- Contact person:
- Elisabet M. Nilsson
- Responsible at Malmö University:
- Elisabet M. Nilsson
- Magnus Eriksson - RISE (Lead partner)
- Jörgen Lundälv - University of Gothenburg
- Frivilliga Resursgruppen (FRG)
- Ale kommun
- Lilla Edets kommun
- Falköping kommun
- Myndigheten för samhällsskydd och beredskap (MSB)
- Time frame:
- 29 June 2020 - 31 May 2022
- Research environment :
During times of crisis daily needs may become challenges, social functions and infrastructures can cease to operate, and everyday relations and communications are likely to be disrupted. This makes responding to a crisis challenging.
Before the Covid-19 outbreak, a study by the Swedish Civil Contingencies Agency (MSB) reported that almost half of the Swedish population have not made any preparations to cope with crisis situations such as e.g. long-term power failures (MSB, 2015). Previous research shows that crisis preparedness and estimation of ability to respond varies greatly across genders, but also that crisis situations both challenge and strengthen normative gender roles (MSB1204, MSB834).
Against this backdrop, a pilot project was initiated in the autumn of 2019. The aim was to develop methods for promoting dialogue between municipalities, civil society organisations and citizens about their information needs and access in a crisis situation, in this case a power failure. The project resulted in a collaborative scenario-based method that was co-designed with a civil society organisation, a municipality and citizens, aiming to:
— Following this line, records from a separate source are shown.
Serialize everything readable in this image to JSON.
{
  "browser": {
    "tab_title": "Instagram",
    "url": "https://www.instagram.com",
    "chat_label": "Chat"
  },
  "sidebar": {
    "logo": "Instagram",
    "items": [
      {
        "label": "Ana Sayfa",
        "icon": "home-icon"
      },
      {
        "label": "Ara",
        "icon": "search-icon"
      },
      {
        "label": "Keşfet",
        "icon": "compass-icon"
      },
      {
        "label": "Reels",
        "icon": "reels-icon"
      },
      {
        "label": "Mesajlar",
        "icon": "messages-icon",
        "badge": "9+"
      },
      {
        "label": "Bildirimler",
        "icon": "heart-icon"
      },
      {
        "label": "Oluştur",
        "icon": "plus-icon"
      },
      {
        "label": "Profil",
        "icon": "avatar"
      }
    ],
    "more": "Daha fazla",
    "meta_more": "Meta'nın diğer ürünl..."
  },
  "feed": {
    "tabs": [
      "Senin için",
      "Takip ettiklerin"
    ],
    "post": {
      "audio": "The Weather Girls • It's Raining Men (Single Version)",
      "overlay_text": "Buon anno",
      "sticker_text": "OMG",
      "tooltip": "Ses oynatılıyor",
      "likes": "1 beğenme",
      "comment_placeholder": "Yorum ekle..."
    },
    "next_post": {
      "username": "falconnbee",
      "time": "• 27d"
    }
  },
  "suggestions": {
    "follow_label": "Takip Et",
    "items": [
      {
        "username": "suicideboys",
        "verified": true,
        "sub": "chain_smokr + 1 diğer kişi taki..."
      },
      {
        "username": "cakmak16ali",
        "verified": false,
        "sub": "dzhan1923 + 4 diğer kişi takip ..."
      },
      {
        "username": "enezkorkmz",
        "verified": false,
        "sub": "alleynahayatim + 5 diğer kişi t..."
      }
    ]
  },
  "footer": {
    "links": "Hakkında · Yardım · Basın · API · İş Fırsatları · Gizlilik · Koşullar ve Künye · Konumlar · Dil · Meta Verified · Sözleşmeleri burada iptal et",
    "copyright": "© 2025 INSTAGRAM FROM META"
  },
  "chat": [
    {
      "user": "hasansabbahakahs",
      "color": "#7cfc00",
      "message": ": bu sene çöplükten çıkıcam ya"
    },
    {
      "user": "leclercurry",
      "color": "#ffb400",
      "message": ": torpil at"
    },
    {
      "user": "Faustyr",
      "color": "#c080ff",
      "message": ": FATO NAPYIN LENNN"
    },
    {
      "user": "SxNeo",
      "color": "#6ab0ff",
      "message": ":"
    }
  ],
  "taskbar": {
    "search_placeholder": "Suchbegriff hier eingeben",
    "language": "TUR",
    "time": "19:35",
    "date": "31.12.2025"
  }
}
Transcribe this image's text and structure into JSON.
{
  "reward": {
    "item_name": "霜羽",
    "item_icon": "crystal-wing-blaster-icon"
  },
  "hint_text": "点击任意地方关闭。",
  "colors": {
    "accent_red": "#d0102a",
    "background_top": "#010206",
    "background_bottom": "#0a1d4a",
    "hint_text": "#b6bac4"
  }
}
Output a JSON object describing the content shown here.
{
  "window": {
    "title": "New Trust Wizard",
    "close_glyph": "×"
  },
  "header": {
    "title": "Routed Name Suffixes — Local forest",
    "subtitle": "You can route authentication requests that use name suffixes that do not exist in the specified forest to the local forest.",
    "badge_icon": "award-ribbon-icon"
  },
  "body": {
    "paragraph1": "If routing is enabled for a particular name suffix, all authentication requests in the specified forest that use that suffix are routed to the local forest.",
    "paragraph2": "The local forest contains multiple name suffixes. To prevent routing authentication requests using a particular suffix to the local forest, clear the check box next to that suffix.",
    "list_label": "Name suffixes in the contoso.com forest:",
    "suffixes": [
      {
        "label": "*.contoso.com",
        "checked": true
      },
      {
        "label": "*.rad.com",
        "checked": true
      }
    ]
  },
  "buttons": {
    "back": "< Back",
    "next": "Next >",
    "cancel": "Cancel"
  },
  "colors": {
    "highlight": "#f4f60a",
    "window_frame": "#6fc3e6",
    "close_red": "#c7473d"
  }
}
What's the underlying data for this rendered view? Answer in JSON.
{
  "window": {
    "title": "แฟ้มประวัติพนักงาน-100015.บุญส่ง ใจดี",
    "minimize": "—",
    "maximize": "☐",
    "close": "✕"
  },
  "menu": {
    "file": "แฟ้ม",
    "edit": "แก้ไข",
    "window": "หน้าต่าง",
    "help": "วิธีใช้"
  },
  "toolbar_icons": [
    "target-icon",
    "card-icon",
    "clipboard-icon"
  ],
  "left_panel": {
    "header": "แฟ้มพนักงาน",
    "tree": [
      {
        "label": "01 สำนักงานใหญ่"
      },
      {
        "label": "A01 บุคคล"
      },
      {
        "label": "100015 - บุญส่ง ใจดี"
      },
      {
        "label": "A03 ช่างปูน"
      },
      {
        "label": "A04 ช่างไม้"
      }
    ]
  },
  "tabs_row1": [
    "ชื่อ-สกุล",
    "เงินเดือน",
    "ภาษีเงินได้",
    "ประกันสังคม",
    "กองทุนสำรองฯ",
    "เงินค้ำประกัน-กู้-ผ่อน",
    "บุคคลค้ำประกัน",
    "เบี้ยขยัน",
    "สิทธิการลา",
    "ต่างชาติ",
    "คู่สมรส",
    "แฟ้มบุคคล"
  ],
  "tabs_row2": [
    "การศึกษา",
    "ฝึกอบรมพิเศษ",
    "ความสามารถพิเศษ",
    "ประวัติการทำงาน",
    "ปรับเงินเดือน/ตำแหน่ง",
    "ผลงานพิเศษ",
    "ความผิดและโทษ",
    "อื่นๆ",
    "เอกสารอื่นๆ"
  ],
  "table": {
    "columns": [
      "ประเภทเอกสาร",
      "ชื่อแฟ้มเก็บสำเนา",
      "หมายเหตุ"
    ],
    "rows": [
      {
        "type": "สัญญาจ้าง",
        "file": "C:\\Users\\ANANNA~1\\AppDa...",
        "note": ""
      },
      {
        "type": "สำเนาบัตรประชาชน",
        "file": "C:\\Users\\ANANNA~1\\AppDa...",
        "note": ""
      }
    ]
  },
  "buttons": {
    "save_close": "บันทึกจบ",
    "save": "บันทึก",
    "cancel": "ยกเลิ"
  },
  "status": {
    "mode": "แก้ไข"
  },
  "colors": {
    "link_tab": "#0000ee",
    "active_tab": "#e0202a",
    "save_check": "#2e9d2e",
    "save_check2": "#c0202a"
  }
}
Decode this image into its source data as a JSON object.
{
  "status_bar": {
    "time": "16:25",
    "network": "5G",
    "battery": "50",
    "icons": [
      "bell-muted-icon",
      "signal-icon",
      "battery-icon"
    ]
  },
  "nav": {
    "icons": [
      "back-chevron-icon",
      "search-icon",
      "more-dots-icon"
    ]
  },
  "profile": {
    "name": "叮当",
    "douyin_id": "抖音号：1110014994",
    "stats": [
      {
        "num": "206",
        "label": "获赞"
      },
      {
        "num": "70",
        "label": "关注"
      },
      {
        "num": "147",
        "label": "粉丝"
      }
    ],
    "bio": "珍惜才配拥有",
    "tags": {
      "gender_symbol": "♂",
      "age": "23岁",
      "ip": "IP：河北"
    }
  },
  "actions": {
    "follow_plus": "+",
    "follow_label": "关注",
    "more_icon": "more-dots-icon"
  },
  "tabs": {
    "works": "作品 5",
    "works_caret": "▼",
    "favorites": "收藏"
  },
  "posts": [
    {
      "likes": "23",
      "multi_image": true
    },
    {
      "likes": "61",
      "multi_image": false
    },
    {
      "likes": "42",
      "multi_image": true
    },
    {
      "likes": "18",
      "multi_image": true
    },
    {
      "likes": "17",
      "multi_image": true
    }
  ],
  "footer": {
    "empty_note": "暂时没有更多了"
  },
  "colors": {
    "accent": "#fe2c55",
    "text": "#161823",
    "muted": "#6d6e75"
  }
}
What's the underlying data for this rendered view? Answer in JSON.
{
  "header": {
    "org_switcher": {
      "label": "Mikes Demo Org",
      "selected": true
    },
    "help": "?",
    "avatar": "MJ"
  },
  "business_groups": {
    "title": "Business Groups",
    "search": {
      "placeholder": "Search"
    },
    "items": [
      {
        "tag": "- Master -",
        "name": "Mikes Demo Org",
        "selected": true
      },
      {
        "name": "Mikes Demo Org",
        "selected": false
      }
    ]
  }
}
- promote a dialogue between municipalities, civil society organisations and citizens about information needs and access during power outage,
- increase awareness of where further dialogue is needed and where capabilities in terms of accessing and using information already exist,
- map citizens’ local, and social networks, and key information access nodes.
The pilot project was conducted before the Covid-19 outbreak. Now, instead of preparing for a potential crisis situation, people need to learn how to live in a crisis and respond to it. To adapt to this new reality, the project will hereafter focus on exploring and developing methods for supporting crisis preparedness and responses before and during pandemics. This changes the point of departure for this project, and the setting of the collaborative scenario-based method that was developed for another type of crisis situation.
The method will thus be re-designed and adapted to this new situation. The expected result of the project is a method that creates conditions for people to get a personal, hands-on experience of what it might mean to be in a crisis. The outcome from using the method is an increased understanding of people’s crisis preparedness and a crisis plan based on the people’s individual needs, everyday lived experiences and life situations.
From a public authority’s point, besides having access to a crisis communication tool encouraging and guiding people in developing a crisis plan, the objective is to gain an increased understanding of people’s subjective estimation of their crisis preparedness. Through the method certain patterns in terms of inequalities between gender, disabled and not disabled people, socio-economic classes, ages or ethnic backgrounds might become evident and highlighted.